[WORK ORDER]: In the entries below, find the lines that contain the word "JSON" and copy them.

[RECORDS]:
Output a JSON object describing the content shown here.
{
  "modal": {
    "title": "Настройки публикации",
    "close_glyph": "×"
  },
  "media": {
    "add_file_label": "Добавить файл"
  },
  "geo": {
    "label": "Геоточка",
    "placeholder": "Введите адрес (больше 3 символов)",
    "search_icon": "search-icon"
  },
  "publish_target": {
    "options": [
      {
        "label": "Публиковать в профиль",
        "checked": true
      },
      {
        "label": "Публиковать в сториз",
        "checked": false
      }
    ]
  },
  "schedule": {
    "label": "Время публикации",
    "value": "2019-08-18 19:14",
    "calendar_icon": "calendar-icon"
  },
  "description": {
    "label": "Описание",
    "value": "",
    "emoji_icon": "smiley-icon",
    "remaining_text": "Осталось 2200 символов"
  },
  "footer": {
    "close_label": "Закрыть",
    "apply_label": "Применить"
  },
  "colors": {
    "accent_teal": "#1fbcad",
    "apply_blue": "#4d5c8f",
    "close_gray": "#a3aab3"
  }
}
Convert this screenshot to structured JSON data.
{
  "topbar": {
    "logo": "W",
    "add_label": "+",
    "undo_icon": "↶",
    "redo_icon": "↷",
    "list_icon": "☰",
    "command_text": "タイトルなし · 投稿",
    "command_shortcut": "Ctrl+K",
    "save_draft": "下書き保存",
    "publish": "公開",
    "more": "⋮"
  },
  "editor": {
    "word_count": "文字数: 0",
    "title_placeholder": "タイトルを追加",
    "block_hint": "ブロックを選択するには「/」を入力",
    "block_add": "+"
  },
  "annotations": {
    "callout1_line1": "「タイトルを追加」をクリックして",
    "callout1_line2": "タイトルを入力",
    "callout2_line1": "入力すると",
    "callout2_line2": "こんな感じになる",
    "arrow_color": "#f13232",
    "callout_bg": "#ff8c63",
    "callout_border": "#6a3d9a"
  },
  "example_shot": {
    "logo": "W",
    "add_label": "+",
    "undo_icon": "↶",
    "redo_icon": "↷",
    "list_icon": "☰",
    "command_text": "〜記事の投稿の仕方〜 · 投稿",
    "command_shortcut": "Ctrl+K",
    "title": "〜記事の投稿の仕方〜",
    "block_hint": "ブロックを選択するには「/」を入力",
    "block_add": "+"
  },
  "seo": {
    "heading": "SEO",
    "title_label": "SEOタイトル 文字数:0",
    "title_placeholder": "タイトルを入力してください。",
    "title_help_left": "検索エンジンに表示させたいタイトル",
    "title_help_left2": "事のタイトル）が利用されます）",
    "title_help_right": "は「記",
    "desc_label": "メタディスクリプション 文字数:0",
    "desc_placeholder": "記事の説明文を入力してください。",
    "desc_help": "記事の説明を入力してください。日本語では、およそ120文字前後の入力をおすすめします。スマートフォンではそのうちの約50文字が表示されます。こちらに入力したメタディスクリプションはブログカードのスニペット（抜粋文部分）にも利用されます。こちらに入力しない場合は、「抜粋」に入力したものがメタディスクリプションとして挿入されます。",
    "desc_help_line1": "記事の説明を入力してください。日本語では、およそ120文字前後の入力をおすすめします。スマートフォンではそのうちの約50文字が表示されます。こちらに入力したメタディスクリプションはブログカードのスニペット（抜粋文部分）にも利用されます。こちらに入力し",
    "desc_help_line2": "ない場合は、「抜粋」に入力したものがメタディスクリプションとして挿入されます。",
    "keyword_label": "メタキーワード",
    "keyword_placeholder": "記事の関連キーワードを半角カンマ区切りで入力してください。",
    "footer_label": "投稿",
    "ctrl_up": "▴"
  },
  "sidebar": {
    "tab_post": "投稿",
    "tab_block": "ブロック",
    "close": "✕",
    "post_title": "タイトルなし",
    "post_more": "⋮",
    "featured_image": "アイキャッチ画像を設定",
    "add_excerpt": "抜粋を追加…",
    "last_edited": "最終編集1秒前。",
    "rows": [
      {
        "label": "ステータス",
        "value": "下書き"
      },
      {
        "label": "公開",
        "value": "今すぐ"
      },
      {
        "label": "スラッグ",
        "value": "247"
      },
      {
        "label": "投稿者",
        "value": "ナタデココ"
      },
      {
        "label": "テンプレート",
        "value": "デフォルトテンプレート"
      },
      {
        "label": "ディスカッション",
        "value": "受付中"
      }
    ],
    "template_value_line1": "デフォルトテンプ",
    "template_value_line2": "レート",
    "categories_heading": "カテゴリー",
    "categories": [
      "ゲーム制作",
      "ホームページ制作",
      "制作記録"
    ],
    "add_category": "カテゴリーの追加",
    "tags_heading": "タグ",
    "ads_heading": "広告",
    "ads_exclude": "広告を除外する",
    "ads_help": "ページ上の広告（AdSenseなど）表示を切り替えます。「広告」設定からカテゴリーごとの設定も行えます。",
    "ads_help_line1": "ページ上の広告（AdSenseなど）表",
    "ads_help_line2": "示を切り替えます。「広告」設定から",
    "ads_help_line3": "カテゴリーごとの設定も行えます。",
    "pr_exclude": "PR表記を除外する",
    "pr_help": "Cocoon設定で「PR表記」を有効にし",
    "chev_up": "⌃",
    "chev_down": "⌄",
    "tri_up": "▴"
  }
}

[EXERCISE OUTPUT]:
Output a JSON object describing the content shown here.
Convert this screenshot to structured JSON data.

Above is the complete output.